When you are under 35 and have been trying to conceive for one year or over 35 and trying to conceive for six months, and your infertility workup shows normal results, your diagnosis may be "unexplained infertility." About one in five couples are diagnosed with unexplained infertility.
Diagnosis of Unexplained Infertility
Fertility tests may include:
- Medical history
- Physical exam (may include pelvic ultrasound)
- Various ovulation tests
- FSH and/or AMH tests to check the quality and quantity of your eggs
- Blood tests to determine hormone levels of you and your partner
- Semen analysis
- Hysterosalpingogram (HSG) to examine your uterus and fallopian tubes
- Laparoscopy to check for endometriosis or pelvic scarring
Treatment of Unexplained Infertility
Unexplained infertility is usually treated with a combination of fertility drugs and intrauterine insemination (IUI) or assisted reproductive technology (ART) such as in vitro fertilization (IVF).
One of the most common fertility drugs is clomiphene citrate (brand names Clomid or Serophene). It stimulates production of the hormones FSH and LH which are needed to trigger or regulate ovulation. You take it in pill form for five days and should start ovulating about a week after taking the last pill.
If you’re older than 35, you’re more likely to get pregnant if you combine clomiphene citrate with IUI, which uses a thin tube to place your partner’s (or donor) sperm into your uterus while you’re ovulating. IUI is usually not effective if you’re over 40-years-old.
Some women have success combining IUI with injections of fertility drugs that stimulate the ovaries to produce mature eggs.

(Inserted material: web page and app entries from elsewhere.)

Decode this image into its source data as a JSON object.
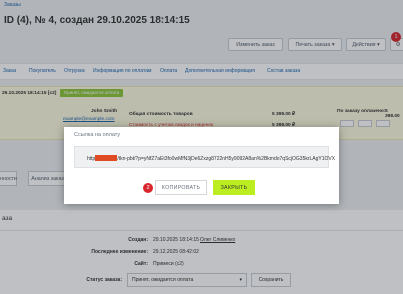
{
  "breadcrumb": "Заказы",
  "title": "ID (4), № 4, создан 29.10.2025 18:14:15",
  "toolbar": {
    "change_order": "Изменить заказ",
    "print_order": "Печать заказа",
    "actions": "Действия",
    "badge_1": "1"
  },
  "tabs": [
    "Заказ",
    "Покупатель",
    "Отгрузка",
    "Информация по оплатам",
    "Оплата",
    "Дополнительная информация",
    "Состав заказа"
  ],
  "info": {
    "date": "29.10.2025 18:14:15 [c2]",
    "status": "Принят, ожидается оплата",
    "customer_name": "John Smith",
    "customer_email": "example@example.com",
    "total_label": "Общая стоимость товаров",
    "total_value": "5 398.00 ₽",
    "total_with_label": "Стоимость с учетом скидок и наценок",
    "total_with_value": "5 398.00 ₽",
    "paid_label": "По заказу оплачено:",
    "paid_value": "5 398.00"
  },
  "dialog": {
    "title": "Ссылка на оплату",
    "url_prefix": "http",
    "url_suffix": "/tkn-pbt/?p=yNfZ7aEt3fo0wMfN3jDe6Zxzg8722nH5y9092A8an%2Bkmdo7qScjOG35krLAgY1OVX",
    "copy_label": "КОПИРОВАТЬ",
    "close_label": "ЗАКРЫТЬ",
    "badge_2": "2"
  },
  "lower_tabs": [
    "енности",
    "Анализ заказа"
  ],
  "section": {
    "title": "аза",
    "created_label": "Создан:",
    "created_value": "29.10.2025 18:14:15",
    "created_user": "Олег Сливенко",
    "modified_label": "Последнее изменение:",
    "modified_value": "29.12.2025 08:42:02",
    "site_label": "Сайт:",
    "site_value": "Примеси (c2)",
    "status_label": "Статус заказа:",
    "status_value": "Принят, ожидается оплата",
    "save_label": "Сохранить"
  },
  "colors": {
    "accent_green": "#bbed21",
    "badge_red": "#d7262d",
    "status_green": "#8fc73e",
    "link_blue": "#2067b0"
  }
}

Depending on your age and the results of your fertility work up, many fertility doctors recommend IVF as a first line of treatment.